(PROVIDED MATERIAL)
::::::::::

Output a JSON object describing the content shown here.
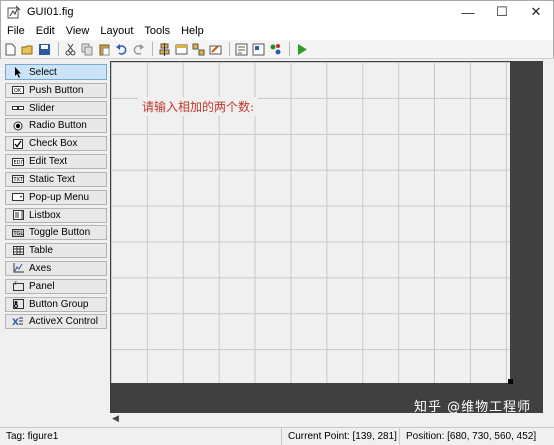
{
  "window": {
    "title": "GUI01.fig",
    "controls": {
      "minimize": "—",
      "maximize": "☐",
      "close": "✕"
    }
  },
  "menu": [
    "File",
    "Edit",
    "View",
    "Layout",
    "Tools",
    "Help"
  ],
  "toolbar_icons": [
    "new-icon",
    "open-icon",
    "save-icon",
    "cut-icon",
    "copy-icon",
    "paste-icon",
    "undo-icon",
    "redo-icon",
    "align-icon",
    "menu-editor-icon",
    "tab-order-icon",
    "toolbar-editor-icon",
    "mfile-editor-icon",
    "property-inspector-icon",
    "object-browser-icon",
    "run-icon"
  ],
  "palette": [
    {
      "label": "Select",
      "icon": "cursor-icon",
      "selected": true
    },
    {
      "label": "Push Button",
      "icon": "push-button-icon"
    },
    {
      "label": "Slider",
      "icon": "slider-icon"
    },
    {
      "label": "Radio Button",
      "icon": "radio-button-icon"
    },
    {
      "label": "Check Box",
      "icon": "checkbox-icon"
    },
    {
      "label": "Edit Text",
      "icon": "edit-text-icon"
    },
    {
      "label": "Static Text",
      "icon": "static-text-icon"
    },
    {
      "label": "Pop-up Menu",
      "icon": "popup-menu-icon"
    },
    {
      "label": "Listbox",
      "icon": "listbox-icon"
    },
    {
      "label": "Toggle Button",
      "icon": "toggle-button-icon"
    },
    {
      "label": "Table",
      "icon": "table-icon"
    },
    {
      "label": "Axes",
      "icon": "axes-icon"
    },
    {
      "label": "Panel",
      "icon": "panel-icon"
    },
    {
      "label": "Button Group",
      "icon": "button-group-icon"
    },
    {
      "label": "ActiveX Control",
      "icon": "activex-icon"
    }
  ],
  "canvas": {
    "static_text": "请输入相加的两个数:"
  },
  "status": {
    "tag": "Tag: figure1",
    "current_point": "Current Point:  [139, 281]",
    "position": "Position: [680, 730, 560, 452]"
  },
  "watermark": "知乎 @维物工程师",
  "colors": {
    "canvas_text": "#c0392b",
    "canvas_border": "#404040",
    "selected": "#cce4f7"
  }
}
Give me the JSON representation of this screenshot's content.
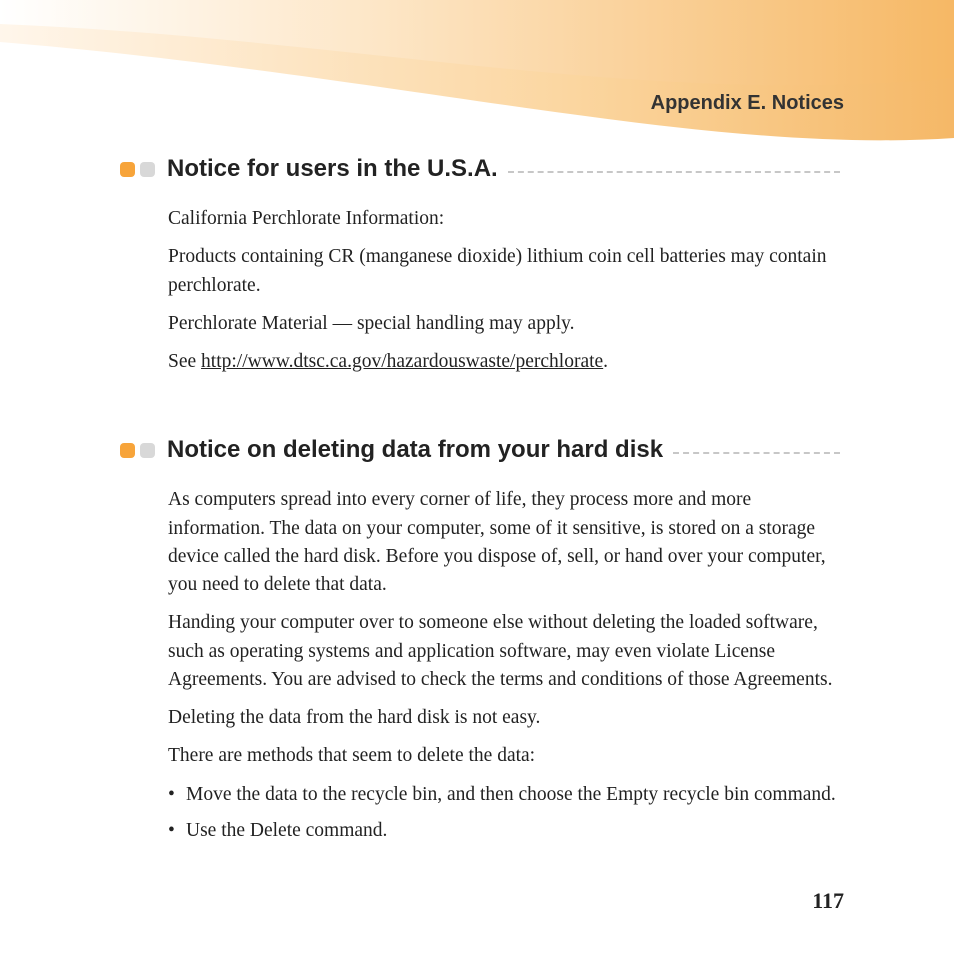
{
  "header": {
    "appendix_title": "Appendix E. Notices"
  },
  "sections": [
    {
      "heading": "Notice for users in the U.S.A.",
      "paragraphs": [
        "California Perchlorate Information:",
        "Products containing CR (manganese dioxide) lithium coin cell batteries may contain perchlorate.",
        "Perchlorate Material — special handling may apply."
      ],
      "see_prefix": "See ",
      "link": "http://www.dtsc.ca.gov/hazardouswaste/perchlorate",
      "see_suffix": "."
    },
    {
      "heading": "Notice on deleting data from your hard disk",
      "paragraphs": [
        "As computers spread into every corner of life, they process more and more information. The data on your computer, some of it sensitive, is stored on a storage device called the hard disk. Before you dispose of, sell, or hand over your computer, you need to delete that data.",
        "Handing your computer over to someone else without deleting the loaded software, such as operating systems and application software, may even violate License Agreements. You are advised to check the terms and conditions of those Agreements.",
        "Deleting the data from the hard disk is not easy.",
        "There are methods that seem to delete the data:"
      ],
      "bullets": [
        "Move the data to the recycle bin, and then choose the Empty recycle bin command.",
        "Use the Delete command."
      ]
    }
  ],
  "page_number": "117"
}
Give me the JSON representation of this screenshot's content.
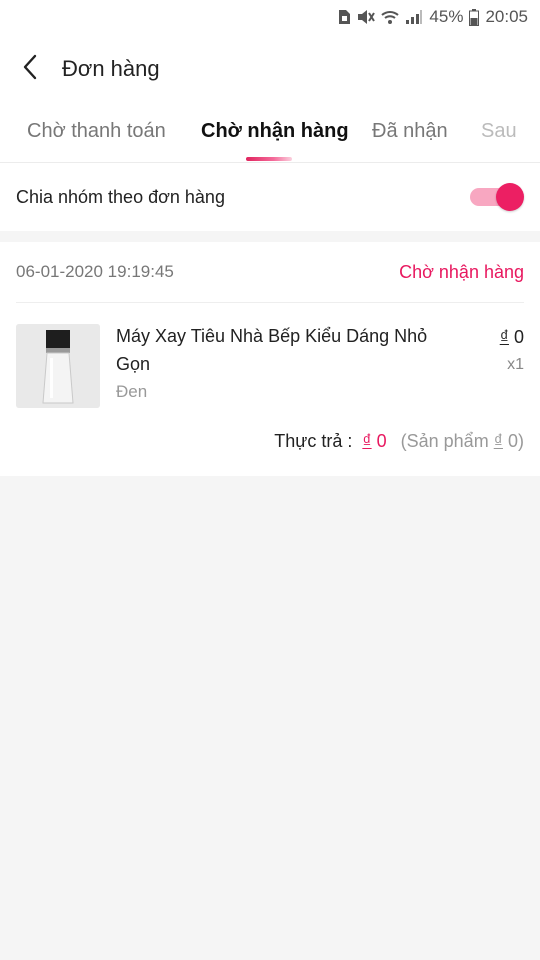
{
  "status_bar": {
    "battery": "45%",
    "time": "20:05",
    "icons": [
      "sim-icon",
      "mute-icon",
      "wifi-icon",
      "signal-icon",
      "battery-icon"
    ]
  },
  "header": {
    "title": "Đơn hàng",
    "back_icon": "chevron-left-icon"
  },
  "tabs": [
    {
      "label": "Chờ thanh toán",
      "active": false
    },
    {
      "label": "Chờ nhận hàng",
      "active": true
    },
    {
      "label": "Đã nhận",
      "active": false
    },
    {
      "label": "Sau",
      "active": false
    }
  ],
  "group_by_order": {
    "label": "Chia nhóm theo đơn hàng",
    "enabled": true
  },
  "order": {
    "date": "06-01-2020 19:19:45",
    "status": "Chờ nhận hàng",
    "product": {
      "name": "Máy Xay Tiêu Nhà Bếp Kiểu Dáng Nhỏ Gọn",
      "variant": "Đen",
      "currency": "₫",
      "price": "0",
      "quantity": "x1"
    },
    "total": {
      "label": "Thực trả :",
      "currency": "₫",
      "amount": "0",
      "note_prefix": "(Sản phẩm",
      "note_currency": "₫",
      "note_amount": "0",
      "note_suffix": ")"
    }
  },
  "colors": {
    "accent": "#e8185f",
    "toggle_track": "#f8a7c1",
    "background": "#f5f5f5"
  }
}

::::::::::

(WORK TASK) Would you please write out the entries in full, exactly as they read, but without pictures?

(TASK RESULT)
Output a JSON object describing the content shown here.
{
  "window": {
    "title": "GUI01.fig",
    "controls": {
      "minimize": "—",
      "maximize": "☐",
      "close": "✕"
    }
  },
  "menu": [
    "File",
    "Edit",
    "View",
    "Layout",
    "Tools",
    "Help"
  ],
  "toolbar_icons": [
    "new-icon",
    "open-icon",
    "save-icon",
    "cut-icon",
    "copy-icon",
    "paste-icon",
    "undo-icon",
    "redo-icon",
    "align-icon",
    "menu-editor-icon",
    "tab-order-icon",
    "toolbar-editor-icon",
    "mfile-editor-icon",
    "property-inspector-icon",
    "object-browser-icon",
    "run-icon"
  ],
  "palette": [
    {
      "label": "Select",
      "icon": "cursor-icon",
      "selected": true
    },
    {
      "label": "Push Button",
      "icon": "push-button-icon"
    },
    {
      "label": "Slider",
      "icon": "slider-icon"
    },
    {
      "label": "Radio Button",
      "icon": "radio-button-icon"
    },
    {
      "label": "Check Box",
      "icon": "checkbox-icon"
    },
    {
      "label": "Edit Text",
      "icon": "edit-text-icon"
    },
    {
      "label": "Static Text",
      "icon": "static-text-icon"
    },
    {
      "label": "Pop-up Menu",
      "icon": "popup-menu-icon"
    },
    {
      "label": "Listbox",
      "icon": "listbox-icon"
    },
    {
      "label": "Toggle Button",
      "icon": "toggle-button-icon"
    },
    {
      "label": "Table",
      "icon": "table-icon"
    },
    {
      "label": "Axes",
      "icon": "axes-icon"
    },
    {
      "label": "Panel",
      "icon": "panel-icon"
    },
    {
      "label": "Button Group",
      "icon": "button-group-icon"
    },
    {
      "label": "ActiveX Control",
      "icon": "activex-icon"
    }
  ],
  "canvas": {
    "static_text": "请输入相加的两个数:"
  },
  "status": {
    "tag": "Tag: figure1",
    "current_point": "Current Point:  [139, 281]",
    "position": "Position: [680, 730, 560, 452]"
  },
  "watermark": "知乎 @维物工程师",
  "colors": {
    "canvas_text": "#c0392b",
    "canvas_border": "#404040",
    "selected": "#cce4f7"
  }
}
Give me the JSON representation of this screenshot's content.
{
  "header": {
    "appendix_title": "Appendix E. Notices"
  },
  "sections": [
    {
      "heading": "Notice for users in the U.S.A.",
      "paragraphs": [
        "California Perchlorate Information:",
        "Products containing CR (manganese dioxide) lithium coin cell batteries may contain perchlorate.",
        "Perchlorate Material — special handling may apply."
      ],
      "see_prefix": "See ",
      "link": "http://www.dtsc.ca.gov/hazardouswaste/perchlorate",
      "see_suffix": "."
    },
    {
      "heading": "Notice on deleting data from your hard disk",
      "paragraphs": [
        "As computers spread into every corner of life, they process more and more information. The data on your computer, some of it sensitive, is stored on a storage device called the hard disk. Before you dispose of, sell, or hand over your computer, you need to delete that data.",
        "Handing your computer over to someone else without deleting the loaded software, such as operating systems and application software, may even violate License Agreements. You are advised to check the terms and conditions of those Agreements.",
        "Deleting the data from the hard disk is not easy.",
        "There are methods that seem to delete the data:"
      ],
      "bullets": [
        "Move the data to the recycle bin, and then choose the Empty recycle bin command.",
        "Use the Delete command."
      ]
    }
  ],
  "page_number": "117"
}
Give me the JSON representation of this screenshot's content.
{
  "status_bar": {
    "battery": "45%",
    "time": "20:05",
    "icons": [
      "sim-icon",
      "mute-icon",
      "wifi-icon",
      "signal-icon",
      "battery-icon"
    ]
  },
  "header": {
    "title": "Đơn hàng",
    "back_icon": "chevron-left-icon"
  },
  "tabs": [
    {
      "label": "Chờ thanh toán",
      "active": false
    },
    {
      "label": "Chờ nhận hàng",
      "active": true
    },
    {
      "label": "Đã nhận",
      "active": false
    },
    {
      "label": "Sau",
      "active": false
    }
  ],
  "group_by_order": {
    "label": "Chia nhóm theo đơn hàng",
    "enabled": true
  },
  "order": {
    "date": "06-01-2020 19:19:45",
    "status": "Chờ nhận hàng",
    "product": {
      "name": "Máy Xay Tiêu Nhà Bếp Kiểu Dáng Nhỏ Gọn",
      "variant": "Đen",
      "currency": "₫",
      "price": "0",
      "quantity": "x1"
    },
    "total": {
      "label": "Thực trả :",
      "currency": "₫",
      "amount": "0",
      "note_prefix": "(Sản phẩm",
      "note_currency": "₫",
      "note_amount": "0",
      "note_suffix": ")"
    }
  },
  "colors": {
    "accent": "#e8185f",
    "toggle_track": "#f8a7c1",
    "background": "#f5f5f5"
  }
}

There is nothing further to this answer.